Matera is said to be the world’s third-oldest town, dating back to the Palaeolithic Age and inhabited continuously for around 7000 years. The simple natural grottoes that dotted the gorge were adapted to become homes, and an ingenious system of canals regulated the flow of water and sewage. In the 8th century the caves became home to Benedictine and Basilian monks; the earliest cave paintings date from this period.
A then-prosperous Matera became the capital of Basilicata in 1663, a position it held until 1806 when the power moved to Potenza. In the decades that followed, an unsustainable increase in population led to the habitation of unsuitable grottoes – originally intended as animal stalls – even lacking running water. The dreadful conditions fostered a tough and independent spirit: in 1943, Matera became the first Italian city to rise up against German occupation.

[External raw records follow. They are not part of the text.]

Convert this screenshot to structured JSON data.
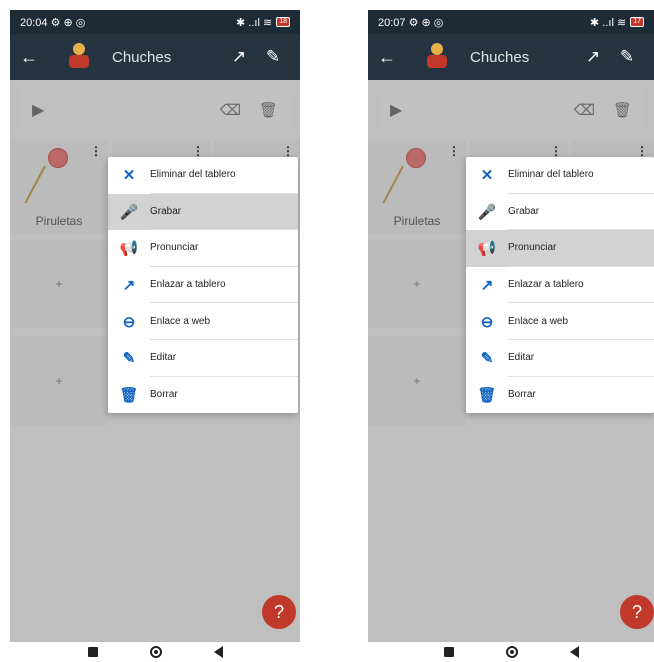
{
  "left": {
    "status": {
      "time": "20:04",
      "icons": "⚙ ⊕ ◎",
      "right_icons": "✱ ..ıl ≋",
      "battery": "18"
    },
    "appbar": {
      "title": "Chuches",
      "back": "←",
      "open": "↗",
      "edit": "✎"
    },
    "tiles": [
      {
        "label": "Piruletas"
      },
      {
        "plus": "+"
      },
      {
        "plus": "+"
      }
    ],
    "menu": {
      "selected": 1,
      "items": [
        {
          "label": "Eliminar del tablero",
          "icon": "✕"
        },
        {
          "label": "Grabar",
          "icon": "🎤"
        },
        {
          "label": "Pronunciar",
          "icon": "📢"
        },
        {
          "label": "Enlazar a tablero",
          "icon": "↗"
        },
        {
          "label": "Enlace a web",
          "icon": "⊖"
        },
        {
          "label": "Editar",
          "icon": "✎"
        },
        {
          "label": "Borrar",
          "icon": "🗑"
        }
      ]
    },
    "help": "?"
  },
  "right": {
    "status": {
      "time": "20:07",
      "icons": "⚙ ⊕ ◎",
      "right_icons": "✱ ..ıl ≋",
      "battery": "17"
    },
    "appbar": {
      "title": "Chuches",
      "back": "←",
      "open": "↗",
      "edit": "✎"
    },
    "tiles": [
      {
        "label": "Piruletas"
      },
      {
        "plus": "+"
      },
      {
        "plus": "+"
      }
    ],
    "menu": {
      "selected": 2,
      "items": [
        {
          "label": "Eliminar del tablero",
          "icon": "✕"
        },
        {
          "label": "Grabar",
          "icon": "🎤"
        },
        {
          "label": "Pronunciar",
          "icon": "📢"
        },
        {
          "label": "Enlazar a tablero",
          "icon": "↗"
        },
        {
          "label": "Enlace a web",
          "icon": "⊖"
        },
        {
          "label": "Editar",
          "icon": "✎"
        },
        {
          "label": "Borrar",
          "icon": "🗑"
        }
      ]
    },
    "help": "?"
  },
  "colors": {
    "appbar": "#263340",
    "accent": "#1565c0",
    "help": "#c0392b",
    "selected": "#d2d2d2"
  },
  "icons": {
    "play": "play-icon",
    "backspace": "backspace-icon",
    "trash": "trash-icon"
  }
}
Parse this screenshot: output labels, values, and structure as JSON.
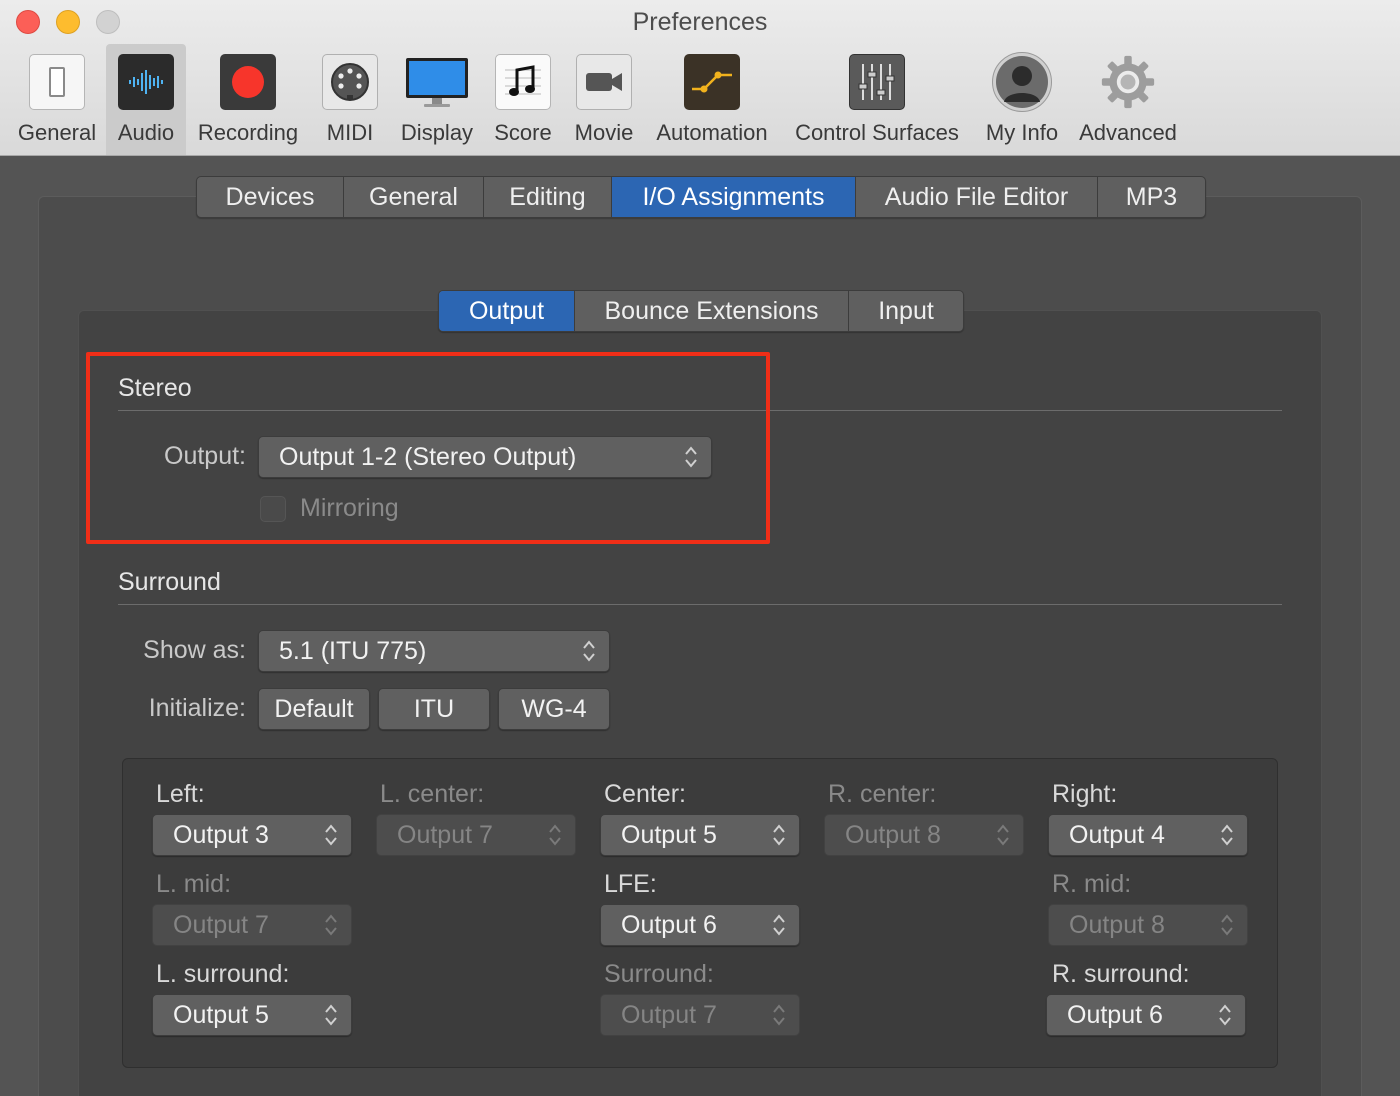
{
  "window": {
    "title": "Preferences"
  },
  "toolbar": {
    "items": [
      {
        "label": "General",
        "icon": "light-switch-icon"
      },
      {
        "label": "Audio",
        "icon": "waveform-icon"
      },
      {
        "label": "Recording",
        "icon": "record-icon"
      },
      {
        "label": "MIDI",
        "icon": "midi-connector-icon"
      },
      {
        "label": "Display",
        "icon": "monitor-icon"
      },
      {
        "label": "Score",
        "icon": "music-note-icon"
      },
      {
        "label": "Movie",
        "icon": "video-camera-icon"
      },
      {
        "label": "Automation",
        "icon": "automation-curve-icon"
      },
      {
        "label": "Control Surfaces",
        "icon": "faders-icon"
      },
      {
        "label": "My Info",
        "icon": "user-silhouette-icon"
      },
      {
        "label": "Advanced",
        "icon": "gear-icon"
      }
    ],
    "selected": "Audio"
  },
  "tabs": {
    "items": [
      "Devices",
      "General",
      "Editing",
      "I/O Assignments",
      "Audio File Editor",
      "MP3"
    ],
    "selected": "I/O Assignments"
  },
  "subtabs": {
    "items": [
      "Output",
      "Bounce Extensions",
      "Input"
    ],
    "selected": "Output"
  },
  "stereo": {
    "title": "Stereo",
    "output_label": "Output:",
    "output_value": "Output 1-2 (Stereo Output)",
    "mirroring_label": "Mirroring",
    "mirroring_checked": false
  },
  "surround": {
    "title": "Surround",
    "show_as_label": "Show as:",
    "show_as_value": "5.1 (ITU 775)",
    "initialize_label": "Initialize:",
    "initialize_buttons": [
      "Default",
      "ITU",
      "WG-4"
    ],
    "channels": {
      "left": {
        "label": "Left:",
        "value": "Output 3",
        "enabled": true
      },
      "l_center": {
        "label": "L. center:",
        "value": "Output 7",
        "enabled": false
      },
      "center": {
        "label": "Center:",
        "value": "Output 5",
        "enabled": true
      },
      "r_center": {
        "label": "R. center:",
        "value": "Output 8",
        "enabled": false
      },
      "right": {
        "label": "Right:",
        "value": "Output 4",
        "enabled": true
      },
      "l_mid": {
        "label": "L. mid:",
        "value": "Output 7",
        "enabled": false
      },
      "lfe": {
        "label": "LFE:",
        "value": "Output 6",
        "enabled": true
      },
      "r_mid": {
        "label": "R. mid:",
        "value": "Output 8",
        "enabled": false
      },
      "l_surround": {
        "label": "L. surround:",
        "value": "Output 5",
        "enabled": true
      },
      "surround": {
        "label": "Surround:",
        "value": "Output 7",
        "enabled": false
      },
      "r_surround": {
        "label": "R. surround:",
        "value": "Output 6",
        "enabled": true
      }
    }
  },
  "colors": {
    "accent": "#2c66b3",
    "highlight": "#f02e17"
  }
}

By the 1950s more than half of Matera’s population lived in the sassi, typical caves sheltering families with an average of six children. The infant mortality rate was 50%. In his poetic and moving memoir, Christ Stopped at Eboli, Carlo Levi describes how children would beg passers-by for quinine to stave off the deadly malaria. Such publicity finally galvanised the authorities into action and in the late 1950s about 15,000 inhabitants were forcibly relocated to new government housing schemes.